Items from an interface collection:
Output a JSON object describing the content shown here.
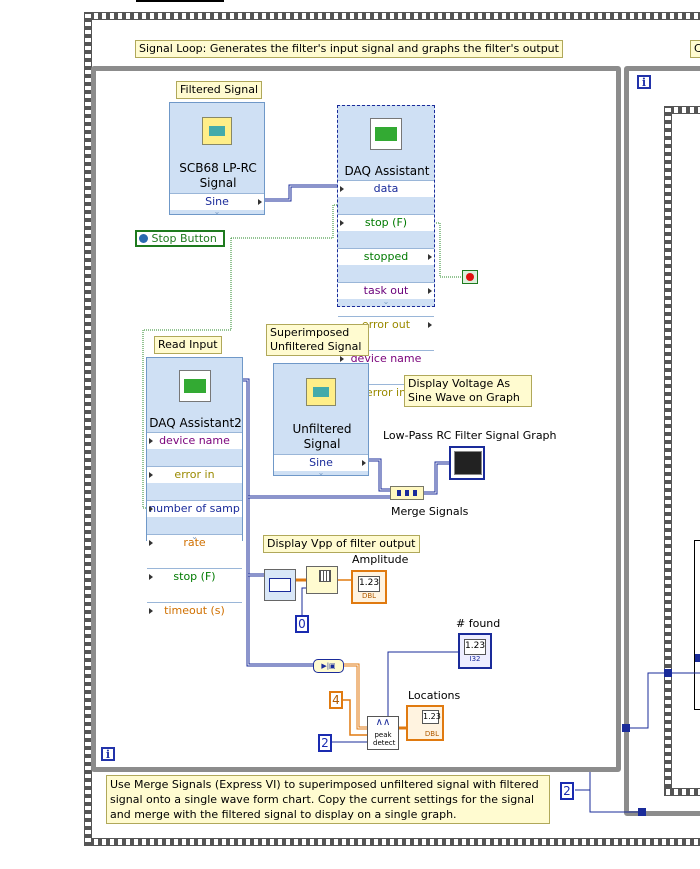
{
  "outer_loop": {
    "note": "Signal Loop: Generates the filter's input signal and graphs the filter's output",
    "right_note_fragment": "C"
  },
  "inner_loop": {
    "info_icon": "i",
    "bottom_note": "Use Merge Signals (Express VI) to superimposed unfiltered signal with filtered signal onto a single wave form chart. Copy the current settings for the signal and merge with the filtered signal to display on a single graph.",
    "count_constant": "2"
  },
  "right_loop": {
    "info_icon": "i"
  },
  "filtered_signal": {
    "label": "Filtered Signal",
    "title": "SCB68 LP-RC Signal",
    "terminal": "Sine"
  },
  "daq_assistant": {
    "title": "DAQ Assistant",
    "terminals": [
      {
        "label": "data",
        "color": "#1a2b9a"
      },
      {
        "label": "stop (F)",
        "color": "#007a00"
      },
      {
        "label": "stopped",
        "color": "#007a00"
      },
      {
        "label": "task out",
        "color": "#6a007a"
      },
      {
        "label": "error out",
        "color": "#9a8a00"
      },
      {
        "label": "device name",
        "color": "#7a007a"
      },
      {
        "label": "error in",
        "color": "#9a8a00"
      }
    ]
  },
  "stop_button": {
    "label": "Stop Button"
  },
  "read_input": {
    "label": "Read Input",
    "title": "DAQ Assistant2",
    "terminals": [
      {
        "label": "device name",
        "color": "#7a007a"
      },
      {
        "label": "error in",
        "color": "#9a8a00"
      },
      {
        "label": "number of samp",
        "color": "#1a2b9a"
      },
      {
        "label": "rate",
        "color": "#d07000"
      },
      {
        "label": "stop (F)",
        "color": "#007a00"
      },
      {
        "label": "timeout (s)",
        "color": "#d07000"
      }
    ]
  },
  "unfiltered_signal": {
    "label": "Superimposed Unfiltered Signal",
    "title": "Unfiltered Signal",
    "terminal": "Sine"
  },
  "display_voltage_note": "Display Voltage As Sine Wave on Graph",
  "graph": {
    "label": "Low-Pass RC Filter Signal Graph"
  },
  "merge_signals": {
    "label": "Merge Signals"
  },
  "vpp_note": "Display Vpp of filter output",
  "amplitude": {
    "label": "Amplitude",
    "display": "1.23",
    "type": "DBL"
  },
  "index_constant": "0",
  "found": {
    "label": "# found",
    "display": "1.23",
    "type": "I32"
  },
  "locations": {
    "label": "Locations",
    "display": "1.23",
    "type": "DBL"
  },
  "threshold_constant": "4",
  "width_constant": "2",
  "peak_detect": {
    "label": "peak detect"
  }
}
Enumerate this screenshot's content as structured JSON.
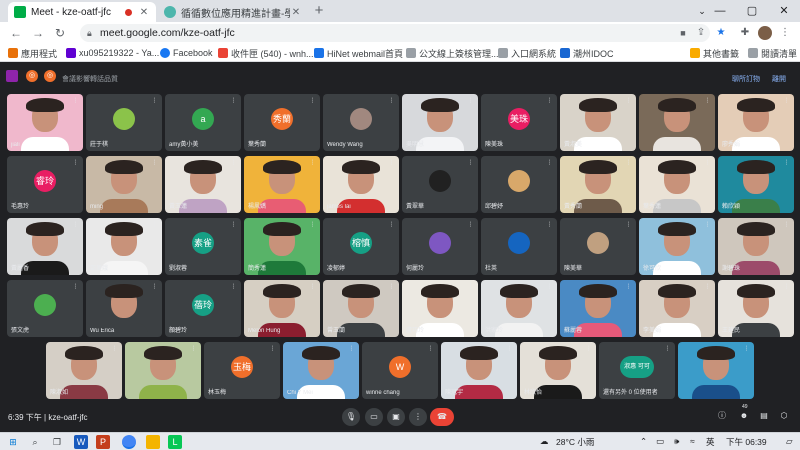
{
  "browser": {
    "tabs": [
      {
        "title": "Meet - kze-oatf-jfc",
        "active": true,
        "favicon_color": "#00ac47",
        "recording": true
      },
      {
        "title": "循循數位應用精進計畫-學習中心",
        "active": false,
        "favicon_color": "#5f6368",
        "recording": false
      }
    ],
    "new_tab": "+",
    "url": "meet.google.com/kze-oatf-jfc",
    "bookmarks": [
      {
        "label": "應用程式",
        "color": "#e8710a"
      },
      {
        "label": "xu095219322 - Ya...",
        "color": "#6001d2"
      },
      {
        "label": "Facebook",
        "color": "#1877f2"
      },
      {
        "label": "收件匣 (540) - wnh...",
        "color": "#ea4335"
      },
      {
        "label": "HiNet webmail首頁",
        "color": "#1a73e8"
      },
      {
        "label": "公文線上簽核管理...",
        "color": "#5f6368"
      },
      {
        "label": "入口網系統",
        "color": "#5f6368"
      },
      {
        "label": "潮州IDOC",
        "color": "#1967d2"
      },
      {
        "label": "其他書籤",
        "color": "#f9ab00"
      },
      {
        "label": "閱讀清單",
        "color": "#5f6368"
      }
    ]
  },
  "meet": {
    "banner": "會議影響轉話品質",
    "top_links": [
      "聊所訂物",
      "離開"
    ],
    "participants": [
      {
        "name": "jiali",
        "type": "video",
        "bg": "#f0b8cc",
        "shirt": "#ffffff"
      },
      {
        "name": "莊于棋",
        "type": "avatar",
        "initial": "",
        "color": "#8bc34a"
      },
      {
        "name": "amy黃小美",
        "type": "avatar",
        "initial": "a",
        "color": "#33a852"
      },
      {
        "name": "葉秀蘭",
        "type": "avatar",
        "initial": "秀蘭",
        "color": "#f06f2b"
      },
      {
        "name": "Wendy Wang",
        "type": "avatar",
        "initial": "",
        "color": "#a1887f"
      },
      {
        "name": "吳明慧",
        "type": "video",
        "bg": "#d7d9dc",
        "shirt": "#f3f4f6"
      },
      {
        "name": "陳美珠",
        "type": "avatar",
        "initial": "美珠",
        "color": "#e91e63"
      },
      {
        "name": "黃淑美",
        "type": "video",
        "bg": "#d9d3c9",
        "shirt": "#ffffff"
      },
      {
        "name": "",
        "type": "video",
        "bg": "#7a6a59",
        "shirt": "#e8e4df"
      },
      {
        "name": "廖秀娟",
        "type": "video",
        "bg": "#e4cdb7",
        "shirt": "#ffffff"
      },
      {
        "name": "毛惠玲",
        "type": "avatar",
        "initial": "睿玲",
        "color": "#e91e63"
      },
      {
        "name": "ming",
        "type": "video",
        "bg": "#c8b9a6",
        "shirt": "#a87a5a"
      },
      {
        "name": "黃玉蓮",
        "type": "video",
        "bg": "#e8e4de",
        "shirt": "#bfa3c4"
      },
      {
        "name": "楊鳳嬌",
        "type": "video",
        "bg": "#f0b33a",
        "shirt": "#e85d73"
      },
      {
        "name": "james lai",
        "type": "video",
        "bg": "#e9e3d8",
        "shirt": "#d32f2f"
      },
      {
        "name": "黃翠華",
        "type": "avatar",
        "initial": "",
        "color": "#212121"
      },
      {
        "name": "邱碧妤",
        "type": "avatar",
        "initial": "",
        "color": "#d8a86a"
      },
      {
        "name": "黃秀蘭",
        "type": "video",
        "bg": "#e2d6b4",
        "shirt": "#6e5b4a"
      },
      {
        "name": "葉秀蓮",
        "type": "video",
        "bg": "#eae2d6",
        "shirt": "#c7c7c7"
      },
      {
        "name": "賴欣穎",
        "type": "video",
        "bg": "#1f8a9e",
        "shirt": "#3a7f4a"
      },
      {
        "name": "黃麗香",
        "type": "video",
        "bg": "#d9dadb",
        "shirt": "#1a1a1a"
      },
      {
        "name": "邵美娥",
        "type": "video",
        "bg": "#e9e9e9",
        "shirt": "#f5f5f5"
      },
      {
        "name": "劉淑蓉",
        "type": "avatar",
        "initial": "素雀",
        "color": "#16a085"
      },
      {
        "name": "簡秀蓮",
        "type": "video",
        "bg": "#58b368",
        "shirt": "#1e7a3a"
      },
      {
        "name": "凌郁婷",
        "type": "avatar",
        "initial": "榕慎",
        "color": "#16a085"
      },
      {
        "name": "何麗玲",
        "type": "avatar",
        "initial": "",
        "color": "#7e57c2"
      },
      {
        "name": "杜英",
        "type": "avatar",
        "initial": "",
        "color": "#1565c0"
      },
      {
        "name": "陳美華",
        "type": "avatar",
        "initial": "",
        "color": "#c0a080"
      },
      {
        "name": "徐可欣",
        "type": "video",
        "bg": "#8fc0dc",
        "shirt": "#ffffff"
      },
      {
        "name": "謝碧珠",
        "type": "video",
        "bg": "#cfc7bd",
        "shirt": "#9c4b6a"
      },
      {
        "name": "張文虎",
        "type": "avatar",
        "initial": "",
        "color": "#4caf50"
      },
      {
        "name": "Wu Erica",
        "type": "video",
        "bg": "#3c4043",
        "shirt": "#3c4043"
      },
      {
        "name": "顏碧玲",
        "type": "avatar",
        "initial": "蓓玲",
        "color": "#16a085"
      },
      {
        "name": "Melon Hung",
        "type": "video",
        "bg": "#d6cfc3",
        "shirt": "#8b1e2f"
      },
      {
        "name": "曾玉蘭",
        "type": "video",
        "bg": "#cfc9c1",
        "shirt": "#3c4043"
      },
      {
        "name": "盧巧玲",
        "type": "video",
        "bg": "#ece9e2",
        "shirt": "#ffffff"
      },
      {
        "name": "洪家玲",
        "type": "video",
        "bg": "#dfe2e4",
        "shirt": "#f2f2f2"
      },
      {
        "name": "蘇麗蓉",
        "type": "video",
        "bg": "#4a8ac4",
        "shirt": "#e65a7a"
      },
      {
        "name": "李美娟",
        "type": "video",
        "bg": "#d8cfc4",
        "shirt": "#ffffff"
      },
      {
        "name": "王建民",
        "type": "video",
        "bg": "#e6e2dc",
        "shirt": "#3c4043"
      }
    ],
    "bottom_row": [
      {
        "name": "陳淑如",
        "type": "video",
        "bg": "#d5cfc6",
        "shirt": "#8a3a44"
      },
      {
        "name": "",
        "type": "video",
        "bg": "#b8c9a0",
        "shirt": "#8fb34a"
      },
      {
        "name": "林玉梅",
        "type": "avatar",
        "initial": "玉梅",
        "color": "#f06f2b"
      },
      {
        "name": "Chi Y Mei",
        "type": "video",
        "bg": "#6aa6d6",
        "shirt": "#ffffff"
      },
      {
        "name": "winne chang",
        "type": "avatar",
        "initial": "W",
        "color": "#f06f2b"
      },
      {
        "name": "陳冠宇",
        "type": "video",
        "bg": "#d8dee3",
        "shirt": "#b32a44"
      },
      {
        "name": "林欣怡",
        "type": "video",
        "bg": "#e4e0d8",
        "shirt": "#1a1a1a"
      },
      {
        "name": "還有另外 0 位使用者",
        "type": "more",
        "initial": "淑惠 可可",
        "color": "#16a085"
      },
      {
        "name": "",
        "type": "video",
        "bg": "#3b9cc9",
        "shirt": "#1a4f8a"
      }
    ],
    "footer": {
      "time": "6:39 下午",
      "meeting_code": "kze-oatf-jfc",
      "participant_count": "49"
    }
  },
  "taskbar": {
    "weather": "28°C 小雨",
    "clock": "下午 06:39"
  }
}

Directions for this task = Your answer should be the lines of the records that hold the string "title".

Exercise output =
    "title": "SCB68 LP-RC Signal",
    "title": "DAQ Assistant",
    "title": "DAQ Assistant2",
    "title": "Unfiltered Signal",
        "title": "Meet - kze-oatf-jfc",
        "title": "循循數位應用精進計畫-學習中心",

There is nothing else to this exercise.